▸ **Work task**: Set down all of the entries precisely as they were written.

[Items from an interface collection]
•••••

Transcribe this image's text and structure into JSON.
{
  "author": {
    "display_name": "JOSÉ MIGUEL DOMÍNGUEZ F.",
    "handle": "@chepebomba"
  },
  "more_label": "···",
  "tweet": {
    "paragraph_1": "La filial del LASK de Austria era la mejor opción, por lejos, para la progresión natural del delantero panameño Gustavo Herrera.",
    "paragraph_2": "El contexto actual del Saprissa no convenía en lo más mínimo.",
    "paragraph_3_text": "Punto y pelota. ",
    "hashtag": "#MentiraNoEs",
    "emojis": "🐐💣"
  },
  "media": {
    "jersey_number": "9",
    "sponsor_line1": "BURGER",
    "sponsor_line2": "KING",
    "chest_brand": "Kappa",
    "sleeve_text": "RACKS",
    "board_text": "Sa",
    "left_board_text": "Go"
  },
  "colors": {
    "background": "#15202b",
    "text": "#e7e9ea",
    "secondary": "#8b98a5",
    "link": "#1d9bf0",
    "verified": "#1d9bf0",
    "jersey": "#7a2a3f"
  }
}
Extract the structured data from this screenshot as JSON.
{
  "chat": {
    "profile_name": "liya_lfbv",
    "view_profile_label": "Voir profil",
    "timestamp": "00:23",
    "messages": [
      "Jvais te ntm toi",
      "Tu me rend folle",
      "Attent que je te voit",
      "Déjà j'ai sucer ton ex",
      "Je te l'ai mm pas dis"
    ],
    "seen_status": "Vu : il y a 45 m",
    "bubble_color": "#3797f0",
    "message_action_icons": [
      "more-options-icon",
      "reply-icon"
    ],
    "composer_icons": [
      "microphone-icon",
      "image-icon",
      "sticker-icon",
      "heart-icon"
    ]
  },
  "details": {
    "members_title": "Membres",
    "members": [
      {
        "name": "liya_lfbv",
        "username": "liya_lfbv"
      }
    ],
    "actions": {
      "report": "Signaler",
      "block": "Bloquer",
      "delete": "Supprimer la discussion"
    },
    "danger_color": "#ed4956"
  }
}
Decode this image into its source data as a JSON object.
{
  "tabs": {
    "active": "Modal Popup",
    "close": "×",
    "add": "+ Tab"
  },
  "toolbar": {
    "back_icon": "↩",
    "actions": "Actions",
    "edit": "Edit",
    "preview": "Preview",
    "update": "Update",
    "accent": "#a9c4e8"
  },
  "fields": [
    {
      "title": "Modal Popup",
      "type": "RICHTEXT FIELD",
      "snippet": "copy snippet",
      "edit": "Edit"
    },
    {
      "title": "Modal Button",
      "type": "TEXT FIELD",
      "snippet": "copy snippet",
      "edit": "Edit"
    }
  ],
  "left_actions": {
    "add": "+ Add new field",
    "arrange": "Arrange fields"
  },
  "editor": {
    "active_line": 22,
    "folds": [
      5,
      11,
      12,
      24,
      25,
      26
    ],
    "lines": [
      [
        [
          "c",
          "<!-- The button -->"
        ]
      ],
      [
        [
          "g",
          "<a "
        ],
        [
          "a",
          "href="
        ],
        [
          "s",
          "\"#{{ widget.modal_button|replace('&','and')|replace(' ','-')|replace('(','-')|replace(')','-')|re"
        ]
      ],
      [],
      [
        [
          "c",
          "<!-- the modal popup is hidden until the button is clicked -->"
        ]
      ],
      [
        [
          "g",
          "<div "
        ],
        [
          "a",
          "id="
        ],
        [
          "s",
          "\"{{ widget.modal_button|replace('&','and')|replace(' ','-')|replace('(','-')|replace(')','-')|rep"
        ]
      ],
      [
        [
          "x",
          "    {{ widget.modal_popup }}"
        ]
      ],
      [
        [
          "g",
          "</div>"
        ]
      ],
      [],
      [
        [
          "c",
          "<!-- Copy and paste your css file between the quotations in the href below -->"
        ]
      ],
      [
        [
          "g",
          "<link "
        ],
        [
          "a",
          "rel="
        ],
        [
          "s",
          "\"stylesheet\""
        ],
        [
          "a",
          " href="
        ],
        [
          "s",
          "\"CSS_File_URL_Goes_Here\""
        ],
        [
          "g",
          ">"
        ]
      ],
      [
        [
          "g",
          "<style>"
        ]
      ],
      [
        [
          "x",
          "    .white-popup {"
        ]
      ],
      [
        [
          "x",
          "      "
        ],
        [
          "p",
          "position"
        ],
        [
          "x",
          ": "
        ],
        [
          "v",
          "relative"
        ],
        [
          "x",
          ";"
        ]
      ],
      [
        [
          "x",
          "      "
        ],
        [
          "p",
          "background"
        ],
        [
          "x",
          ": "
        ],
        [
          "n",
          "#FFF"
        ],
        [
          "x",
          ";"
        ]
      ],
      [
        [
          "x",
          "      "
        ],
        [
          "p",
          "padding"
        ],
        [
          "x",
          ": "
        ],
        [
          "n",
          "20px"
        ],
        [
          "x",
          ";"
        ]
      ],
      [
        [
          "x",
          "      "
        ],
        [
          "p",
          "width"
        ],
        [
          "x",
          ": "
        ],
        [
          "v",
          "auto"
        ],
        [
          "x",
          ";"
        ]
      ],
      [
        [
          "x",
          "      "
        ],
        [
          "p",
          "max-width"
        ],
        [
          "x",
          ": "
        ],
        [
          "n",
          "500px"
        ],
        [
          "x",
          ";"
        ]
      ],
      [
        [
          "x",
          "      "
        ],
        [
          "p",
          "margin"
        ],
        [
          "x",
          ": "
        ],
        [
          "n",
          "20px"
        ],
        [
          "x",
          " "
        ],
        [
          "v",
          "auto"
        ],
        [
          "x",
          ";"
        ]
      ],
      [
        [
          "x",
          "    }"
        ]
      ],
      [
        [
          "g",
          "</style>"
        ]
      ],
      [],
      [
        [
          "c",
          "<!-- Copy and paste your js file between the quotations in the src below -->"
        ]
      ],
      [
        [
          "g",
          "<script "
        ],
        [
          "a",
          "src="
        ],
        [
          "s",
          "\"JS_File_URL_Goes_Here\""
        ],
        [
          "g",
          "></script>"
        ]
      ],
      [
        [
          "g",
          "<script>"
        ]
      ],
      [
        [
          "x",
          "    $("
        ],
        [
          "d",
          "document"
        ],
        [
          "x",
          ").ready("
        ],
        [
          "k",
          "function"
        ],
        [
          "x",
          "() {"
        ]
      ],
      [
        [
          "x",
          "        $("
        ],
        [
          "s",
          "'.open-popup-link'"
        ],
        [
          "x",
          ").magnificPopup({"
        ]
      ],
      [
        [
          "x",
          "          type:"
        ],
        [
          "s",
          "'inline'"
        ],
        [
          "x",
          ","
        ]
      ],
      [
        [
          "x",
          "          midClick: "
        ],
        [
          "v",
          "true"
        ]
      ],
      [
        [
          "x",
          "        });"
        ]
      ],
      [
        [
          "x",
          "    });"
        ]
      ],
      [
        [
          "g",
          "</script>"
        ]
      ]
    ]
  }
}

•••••

▸ **Completed task**:
Transcribe this image's text and structure into JSON.
{
  "author": {
    "display_name": "JOSÉ MIGUEL DOMÍNGUEZ F.",
    "handle": "@chepebomba"
  },
  "more_label": "···",
  "tweet": {
    "paragraph_1": "La filial del LASK de Austria era la mejor opción, por lejos, para la progresión natural del delantero panameño Gustavo Herrera.",
    "paragraph_2": "El contexto actual del Saprissa no convenía en lo más mínimo.",
    "paragraph_3_text": "Punto y pelota. ",
    "hashtag": "#MentiraNoEs",
    "emojis": "🐐💣"
  },
  "media": {
    "jersey_number": "9",
    "sponsor_line1": "BURGER",
    "sponsor_line2": "KING",
    "chest_brand": "Kappa",
    "sleeve_text": "RACKS",
    "board_text": "Sa",
    "left_board_text": "Go"
  },
  "colors": {
    "background": "#15202b",
    "text": "#e7e9ea",
    "secondary": "#8b98a5",
    "link": "#1d9bf0",
    "verified": "#1d9bf0",
    "jersey": "#7a2a3f"
  }
}
Extract the structured data from this screenshot as JSON.
{
  "chat": {
    "profile_name": "liya_lfbv",
    "view_profile_label": "Voir profil",
    "timestamp": "00:23",
    "messages": [
      "Jvais te ntm toi",
      "Tu me rend folle",
      "Attent que je te voit",
      "Déjà j'ai sucer ton ex",
      "Je te l'ai mm pas dis"
    ],
    "seen_status": "Vu : il y a 45 m",
    "bubble_color": "#3797f0",
    "message_action_icons": [
      "more-options-icon",
      "reply-icon"
    ],
    "composer_icons": [
      "microphone-icon",
      "image-icon",
      "sticker-icon",
      "heart-icon"
    ]
  },
  "details": {
    "members_title": "Membres",
    "members": [
      {
        "name": "liya_lfbv",
        "username": "liya_lfbv"
      }
    ],
    "actions": {
      "report": "Signaler",
      "block": "Bloquer",
      "delete": "Supprimer la discussion"
    },
    "danger_color": "#ed4956"
  }
}
Decode this image into its source data as a JSON object.
{
  "tabs": {
    "active": "Modal Popup",
    "close": "×",
    "add": "+ Tab"
  },
  "toolbar": {
    "back_icon": "↩",
    "actions": "Actions",
    "edit": "Edit",
    "preview": "Preview",
    "update": "Update",
    "accent": "#a9c4e8"
  },
  "fields": [
    {
      "title": "Modal Popup",
      "type": "RICHTEXT FIELD",
      "snippet": "copy snippet",
      "edit": "Edit"
    },
    {
      "title": "Modal Button",
      "type": "TEXT FIELD",
      "snippet": "copy snippet",
      "edit": "Edit"
    }
  ],
  "left_actions": {
    "add": "+ Add new field",
    "arrange": "Arrange fields"
  },
  "editor": {
    "active_line": 22,
    "folds": [
      5,
      11,
      12,
      24,
      25,
      26
    ],
    "lines": [
      [
        [
          "c",
          "<!-- The button -->"
        ]
      ],
      [
        [
          "g",
          "<a "
        ],
        [
          "a",
          "href="
        ],
        [
          "s",
          "\"#{{ widget.modal_button|replace('&','and')|replace(' ','-')|replace('(','-')|replace(')','-')|re"
        ]
      ],
      [],
      [
        [
          "c",
          "<!-- the modal popup is hidden until the button is clicked -->"
        ]
      ],
      [
        [
          "g",
          "<div "
        ],
        [
          "a",
          "id="
        ],
        [
          "s",
          "\"{{ widget.modal_button|replace('&','and')|replace(' ','-')|replace('(','-')|replace(')','-')|rep"
        ]
      ],
      [
        [
          "x",
          "    {{ widget.modal_popup }}"
        ]
      ],
      [
        [
          "g",
          "</div>"
        ]
      ],
      [],
      [
        [
          "c",
          "<!-- Copy and paste your css file between the quotations in the href below -->"
        ]
      ],
      [
        [
          "g",
          "<link "
        ],
        [
          "a",
          "rel="
        ],
        [
          "s",
          "\"stylesheet\""
        ],
        [
          "a",
          " href="
        ],
        [
          "s",
          "\"CSS_File_URL_Goes_Here\""
        ],
        [
          "g",
          ">"
        ]
      ],
      [
        [
          "g",
          "<style>"
        ]
      ],
      [
        [
          "x",
          "    .white-popup {"
        ]
      ],
      [
        [
          "x",
          "      "
        ],
        [
          "p",
          "position"
        ],
        [
          "x",
          ": "
        ],
        [
          "v",
          "relative"
        ],
        [
          "x",
          ";"
        ]
      ],
      [
        [
          "x",
          "      "
        ],
        [
          "p",
          "background"
        ],
        [
          "x",
          ": "
        ],
        [
          "n",
          "#FFF"
        ],
        [
          "x",
          ";"
        ]
      ],
      [
        [
          "x",
          "      "
        ],
        [
          "p",
          "padding"
        ],
        [
          "x",
          ": "
        ],
        [
          "n",
          "20px"
        ],
        [
          "x",
          ";"
        ]
      ],
      [
        [
          "x",
          "      "
        ],
        [
          "p",
          "width"
        ],
        [
          "x",
          ": "
        ],
        [
          "v",
          "auto"
        ],
        [
          "x",
          ";"
        ]
      ],
      [
        [
          "x",
          "      "
        ],
        [
          "p",
          "max-width"
        ],
        [
          "x",
          ": "
        ],
        [
          "n",
          "500px"
        ],
        [
          "x",
          ";"
        ]
      ],
      [
        [
          "x",
          "      "
        ],
        [
          "p",
          "margin"
        ],
        [
          "x",
          ": "
        ],
        [
          "n",
          "20px"
        ],
        [
          "x",
          " "
        ],
        [
          "v",
          "auto"
        ],
        [
          "x",
          ";"
        ]
      ],
      [
        [
          "x",
          "    }"
        ]
      ],
      [
        [
          "g",
          "</style>"
        ]
      ],
      [],
      [
        [
          "c",
          "<!-- Copy and paste your js file between the quotations in the src below -->"
        ]
      ],
      [
        [
          "g",
          "<script "
        ],
        [
          "a",
          "src="
        ],
        [
          "s",
          "\"JS_File_URL_Goes_Here\""
        ],
        [
          "g",
          "></script>"
        ]
      ],
      [
        [
          "g",
          "<script>"
        ]
      ],
      [
        [
          "x",
          "    $("
        ],
        [
          "d",
          "document"
        ],
        [
          "x",
          ").ready("
        ],
        [
          "k",
          "function"
        ],
        [
          "x",
          "() {"
        ]
      ],
      [
        [
          "x",
          "        $("
        ],
        [
          "s",
          "'.open-popup-link'"
        ],
        [
          "x",
          ").magnificPopup({"
        ]
      ],
      [
        [
          "x",
          "          type:"
        ],
        [
          "s",
          "'inline'"
        ],
        [
          "x",
          ","
        ]
      ],
      [
        [
          "x",
          "          midClick: "
        ],
        [
          "v",
          "true"
        ]
      ],
      [
        [
          "x",
          "        });"
        ]
      ],
      [
        [
          "x",
          "    });"
        ]
      ],
      [
        [
          "g",
          "</script>"
        ]
      ]
    ]
  }
}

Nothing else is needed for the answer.